How can small landlords find financial relief? While there are fears of forbearance, specifically setting up a payment plan where multiple months of mortgage payments come due at the same time, it’s worth talking with lenders to see if there are any options available (for instance, those with Fannie or Freddie backed loans qualify for a one-year payment holiday). Other landlords have done their best to trim operations and maintenance costs, though that can only bring limited relief. There have also been local efforts to include landlords into small business assistance programs, such as the Chicago Small Business Resiliency Fund. But most landlords and landlord groups suggest working with tenants to collect partial or delayed payments.
“We suggest that our members be professional, not bombastic, show some empathy for people’s situations, and try to negotiate partial payments,” says Yukelson. “We ask them to tread lightly. The main thing is being empathetic and trying to work together. Making sure renters see the pain you’re going through as a landlord, too, can help.”
Yukelson says there have been proposals floated on the state level in California, and by different scholars and policymakers, to explore rental relief funds, which would create long-term programs that provide government relief to landlords and help renters repay missed rent over longer periods of time. But those are just in the proposal stages right now.
For now, the best thing for landlords to do is try to negotiate with tenants, and maintain open communication. Lowenstein says that he’s even offered discounts to tenants, as long as they pay the first of the month, and the majority have been able to pull through and catch up on back rent.

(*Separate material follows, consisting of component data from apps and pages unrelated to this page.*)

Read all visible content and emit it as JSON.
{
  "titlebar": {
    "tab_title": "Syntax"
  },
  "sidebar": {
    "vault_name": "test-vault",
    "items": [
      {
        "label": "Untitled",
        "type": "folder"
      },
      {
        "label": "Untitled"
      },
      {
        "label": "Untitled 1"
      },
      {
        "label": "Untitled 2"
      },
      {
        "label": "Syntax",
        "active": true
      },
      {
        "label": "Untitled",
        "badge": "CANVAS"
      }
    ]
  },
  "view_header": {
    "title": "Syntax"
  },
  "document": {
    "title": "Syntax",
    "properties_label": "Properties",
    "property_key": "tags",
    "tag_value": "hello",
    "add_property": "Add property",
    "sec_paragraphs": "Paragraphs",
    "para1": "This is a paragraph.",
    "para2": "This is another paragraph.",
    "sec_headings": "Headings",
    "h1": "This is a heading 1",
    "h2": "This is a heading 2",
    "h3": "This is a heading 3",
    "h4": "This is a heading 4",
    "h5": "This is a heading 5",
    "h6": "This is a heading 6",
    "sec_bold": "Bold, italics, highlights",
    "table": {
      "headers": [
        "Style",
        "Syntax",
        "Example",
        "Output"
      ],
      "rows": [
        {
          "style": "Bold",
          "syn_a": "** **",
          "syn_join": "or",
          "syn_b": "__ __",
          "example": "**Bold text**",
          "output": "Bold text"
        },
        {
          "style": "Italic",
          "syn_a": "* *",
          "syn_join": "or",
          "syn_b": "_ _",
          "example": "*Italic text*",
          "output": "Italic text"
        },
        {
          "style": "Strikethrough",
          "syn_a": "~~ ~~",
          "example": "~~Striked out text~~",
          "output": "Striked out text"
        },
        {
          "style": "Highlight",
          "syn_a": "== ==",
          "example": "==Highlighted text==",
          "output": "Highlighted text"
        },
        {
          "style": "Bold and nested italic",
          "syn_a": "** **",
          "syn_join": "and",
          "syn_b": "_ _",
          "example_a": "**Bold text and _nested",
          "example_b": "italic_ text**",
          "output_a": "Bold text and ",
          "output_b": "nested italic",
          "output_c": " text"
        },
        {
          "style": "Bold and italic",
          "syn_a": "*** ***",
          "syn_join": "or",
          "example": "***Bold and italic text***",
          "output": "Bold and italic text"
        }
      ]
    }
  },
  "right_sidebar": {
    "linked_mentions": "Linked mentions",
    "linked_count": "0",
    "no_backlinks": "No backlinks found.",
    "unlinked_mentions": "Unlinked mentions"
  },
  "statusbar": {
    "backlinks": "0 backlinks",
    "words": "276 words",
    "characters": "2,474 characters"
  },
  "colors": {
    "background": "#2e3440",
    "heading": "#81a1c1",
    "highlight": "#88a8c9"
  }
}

“It’s important to humanize yourself,” he says. “We tend to get painted in a negative picture by politicians, that there’s some conglomerate of wealthy landlords. Myself and my partner, we own 24 units, we’re not sitting on billions of dollars. When people get a handle on that, most have been very receptive.”